NASA SBIR 2004 Solicitation


SUBTOPIC TITLE:Revolutionary Flight Concepts
PROPOSAL TITLE:Distributed Flight Controls for UAVs

SMALL BUSINESS CONCERN (Firm Name, Mail Address, City/State/Zip, Phone)
Continuum Dynamics, Inc.
34 Lexington Avenue
Ewing ,NJ 08618 - 2302
(609) 538 - 0444

PRINCIPAL INVESTIGATOR/PROJECT MANAGER (Name, E-mail, Mail Address, City/State/Zip, Phone)
Robert  M McKillip, Jr.
34 Lexington Avenue
Ewing, NJ  08618 -2302
(609) 538 - 0444

TECHNICAL ABSTRACT (Limit 2000 characters, approximately 200 words)
Two novel flight control actuation concepts for UAV applications are proposed for prototype development, both of which incorporate shape memory alloy (SMA) wires as prime movers. These actuators promise considerable savings in weight, power, and volume over existing electomechanical and hydraulic systems.
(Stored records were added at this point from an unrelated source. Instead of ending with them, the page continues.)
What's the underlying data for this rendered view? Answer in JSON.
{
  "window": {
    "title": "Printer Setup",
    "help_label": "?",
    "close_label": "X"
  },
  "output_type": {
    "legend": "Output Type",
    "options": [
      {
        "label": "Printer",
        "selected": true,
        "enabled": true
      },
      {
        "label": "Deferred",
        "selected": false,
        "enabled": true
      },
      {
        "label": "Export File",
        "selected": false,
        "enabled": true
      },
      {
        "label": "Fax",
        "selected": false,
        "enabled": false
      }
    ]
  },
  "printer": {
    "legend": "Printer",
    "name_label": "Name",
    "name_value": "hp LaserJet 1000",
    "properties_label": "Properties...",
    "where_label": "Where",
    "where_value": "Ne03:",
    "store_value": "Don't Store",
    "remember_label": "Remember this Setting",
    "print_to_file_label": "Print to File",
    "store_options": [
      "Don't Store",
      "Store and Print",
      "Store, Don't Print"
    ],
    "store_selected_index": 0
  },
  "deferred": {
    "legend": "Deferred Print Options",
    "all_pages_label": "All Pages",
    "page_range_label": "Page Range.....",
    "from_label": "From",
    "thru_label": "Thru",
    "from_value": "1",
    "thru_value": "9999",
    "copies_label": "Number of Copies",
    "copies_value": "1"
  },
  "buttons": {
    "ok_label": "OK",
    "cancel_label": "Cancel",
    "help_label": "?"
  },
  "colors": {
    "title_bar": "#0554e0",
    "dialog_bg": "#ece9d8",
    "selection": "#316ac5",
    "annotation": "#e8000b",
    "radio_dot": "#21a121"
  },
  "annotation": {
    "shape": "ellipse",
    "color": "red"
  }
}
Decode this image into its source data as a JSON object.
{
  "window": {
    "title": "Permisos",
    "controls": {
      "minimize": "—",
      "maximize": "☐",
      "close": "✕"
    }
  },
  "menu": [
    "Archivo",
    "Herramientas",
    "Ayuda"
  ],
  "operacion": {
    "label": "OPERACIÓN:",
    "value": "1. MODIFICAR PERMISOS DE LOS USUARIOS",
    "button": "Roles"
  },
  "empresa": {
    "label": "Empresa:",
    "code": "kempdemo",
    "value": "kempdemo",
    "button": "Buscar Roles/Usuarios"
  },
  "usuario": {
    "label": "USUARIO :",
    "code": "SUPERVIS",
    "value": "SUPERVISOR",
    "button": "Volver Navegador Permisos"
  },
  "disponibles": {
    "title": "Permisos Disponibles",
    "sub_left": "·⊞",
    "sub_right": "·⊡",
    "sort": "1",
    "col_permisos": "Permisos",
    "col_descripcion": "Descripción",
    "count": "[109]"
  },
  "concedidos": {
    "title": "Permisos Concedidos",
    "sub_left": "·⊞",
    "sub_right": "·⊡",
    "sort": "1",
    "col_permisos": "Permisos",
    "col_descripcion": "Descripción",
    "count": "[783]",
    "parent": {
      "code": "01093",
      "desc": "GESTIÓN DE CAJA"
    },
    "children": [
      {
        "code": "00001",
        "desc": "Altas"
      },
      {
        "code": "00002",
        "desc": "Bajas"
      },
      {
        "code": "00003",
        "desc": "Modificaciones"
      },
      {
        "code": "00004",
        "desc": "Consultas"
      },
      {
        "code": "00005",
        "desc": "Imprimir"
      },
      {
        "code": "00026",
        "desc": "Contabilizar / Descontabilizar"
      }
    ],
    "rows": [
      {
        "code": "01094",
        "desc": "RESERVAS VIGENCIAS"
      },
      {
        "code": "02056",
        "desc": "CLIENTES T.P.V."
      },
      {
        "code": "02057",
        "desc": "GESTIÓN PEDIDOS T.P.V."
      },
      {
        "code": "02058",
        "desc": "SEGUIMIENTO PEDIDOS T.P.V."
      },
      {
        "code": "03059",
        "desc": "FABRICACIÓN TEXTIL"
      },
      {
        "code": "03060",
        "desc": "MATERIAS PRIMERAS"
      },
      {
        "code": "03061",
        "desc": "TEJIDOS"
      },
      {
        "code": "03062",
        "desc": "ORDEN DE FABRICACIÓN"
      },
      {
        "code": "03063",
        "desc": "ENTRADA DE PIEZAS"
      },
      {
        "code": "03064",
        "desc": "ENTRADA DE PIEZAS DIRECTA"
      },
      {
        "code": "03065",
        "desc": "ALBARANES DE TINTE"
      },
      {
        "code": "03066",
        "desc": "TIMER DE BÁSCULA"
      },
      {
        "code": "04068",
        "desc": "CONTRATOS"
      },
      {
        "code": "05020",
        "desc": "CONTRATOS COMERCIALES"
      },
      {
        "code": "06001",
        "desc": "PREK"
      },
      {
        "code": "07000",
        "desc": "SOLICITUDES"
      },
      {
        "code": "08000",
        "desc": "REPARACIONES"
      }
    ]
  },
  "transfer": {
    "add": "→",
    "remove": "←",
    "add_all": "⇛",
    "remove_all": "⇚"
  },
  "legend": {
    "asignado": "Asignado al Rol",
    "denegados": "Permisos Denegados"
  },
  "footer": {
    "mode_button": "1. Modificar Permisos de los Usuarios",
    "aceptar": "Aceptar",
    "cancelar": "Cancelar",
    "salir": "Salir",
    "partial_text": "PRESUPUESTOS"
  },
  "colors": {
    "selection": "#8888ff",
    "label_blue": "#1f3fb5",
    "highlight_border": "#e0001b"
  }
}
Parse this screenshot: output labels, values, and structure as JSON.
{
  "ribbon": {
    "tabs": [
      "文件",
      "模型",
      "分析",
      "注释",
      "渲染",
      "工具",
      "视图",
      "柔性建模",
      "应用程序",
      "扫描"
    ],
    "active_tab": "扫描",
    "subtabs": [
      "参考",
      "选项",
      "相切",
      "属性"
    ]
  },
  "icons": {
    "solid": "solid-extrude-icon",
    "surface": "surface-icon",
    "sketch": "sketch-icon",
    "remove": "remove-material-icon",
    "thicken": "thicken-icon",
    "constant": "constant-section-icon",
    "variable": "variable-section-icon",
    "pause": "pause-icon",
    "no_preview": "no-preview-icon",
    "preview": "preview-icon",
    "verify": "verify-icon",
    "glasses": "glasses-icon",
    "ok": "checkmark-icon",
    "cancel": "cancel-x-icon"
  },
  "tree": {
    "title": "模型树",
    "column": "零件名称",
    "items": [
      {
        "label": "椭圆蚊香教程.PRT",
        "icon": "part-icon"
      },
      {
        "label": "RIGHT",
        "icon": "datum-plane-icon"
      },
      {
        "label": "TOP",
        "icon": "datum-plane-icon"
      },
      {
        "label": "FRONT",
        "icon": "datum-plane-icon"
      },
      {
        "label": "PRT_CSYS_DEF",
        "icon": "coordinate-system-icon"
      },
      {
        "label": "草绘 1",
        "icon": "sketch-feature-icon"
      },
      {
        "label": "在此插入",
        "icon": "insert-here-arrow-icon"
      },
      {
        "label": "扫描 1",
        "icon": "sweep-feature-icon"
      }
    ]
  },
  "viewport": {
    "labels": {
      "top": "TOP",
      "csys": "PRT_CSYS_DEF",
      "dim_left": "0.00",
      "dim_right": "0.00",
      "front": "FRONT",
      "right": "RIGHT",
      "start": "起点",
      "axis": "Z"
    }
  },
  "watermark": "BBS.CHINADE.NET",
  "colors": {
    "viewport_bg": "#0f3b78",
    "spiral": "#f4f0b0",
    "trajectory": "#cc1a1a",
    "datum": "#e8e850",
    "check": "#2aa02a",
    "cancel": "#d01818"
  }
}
Incorporation of these actuators within lifting surface structure, or as trailing edge control devices, would greatly simplify the actuation systems of these aircraft, thereby permitting greater payload fraction, increased range, enhanced robustness, and/or smaller vehicle size, and thus reduce both operational and fixed system costs. Choice between the two actuation concepts for a particular installation represents a tradeoff in actuation system bandwidth and power availability, and thus the same vehicle may include both systems depending upon the particular functional requirements. These actuators represent a derivative technology from a previous Army SBIR Phase I/II effort directed at providing in-flight helicopter blade tracking using actively controlled trailing edge tabs, and thus have been designed to have low mass and low power requirements from their inception. Since they lack any physical hinge joints, they may be embedded directly within aircraft lifting surfaces, eliminating interference drag associated with control deflection.

POTENTIAL NASA COMMERCIAL APPLICATIONS (Limit 1500 characters, approximately 150 words)
NASA has a need for advanced control actuation and systems to support long endurance high-altitude UAV applications. This technology would help mitigate known issues with reduced aeroelastic stability of such high altitude platforms, as well as provide vehicle robustness (load alleviation) to atmospheric gusts. Its all-electric actuation and lack of moving parts (i.e., no discrete hinges) enhances the actuator's capability to support longer duration UAV missions planned by NASA for the future.

POTENTIAL NON-NASA COMMERCIAL APPLICATIONS (Limit 1500 characters, approximately 150 words)
The actuators developed here could support DoD applications and commercial aircraft uses for UAV flight control and ancillary functions such as deploying flaps, landing gear and doors that house optics or weapons. They have a minimum number of moving parts, are extremely lightweight for the actuation stroke and force they provide, and utilize modest electrical power. In one configuration, electric power is only required to switch the actuator between discrete positions, making this actuator ideally suited for flap deployment and/or trim tab applications. These devices may also be used as auxiliary trim systems and flight control units for manned aircraft.

Form Printed on 08-01-05 13:52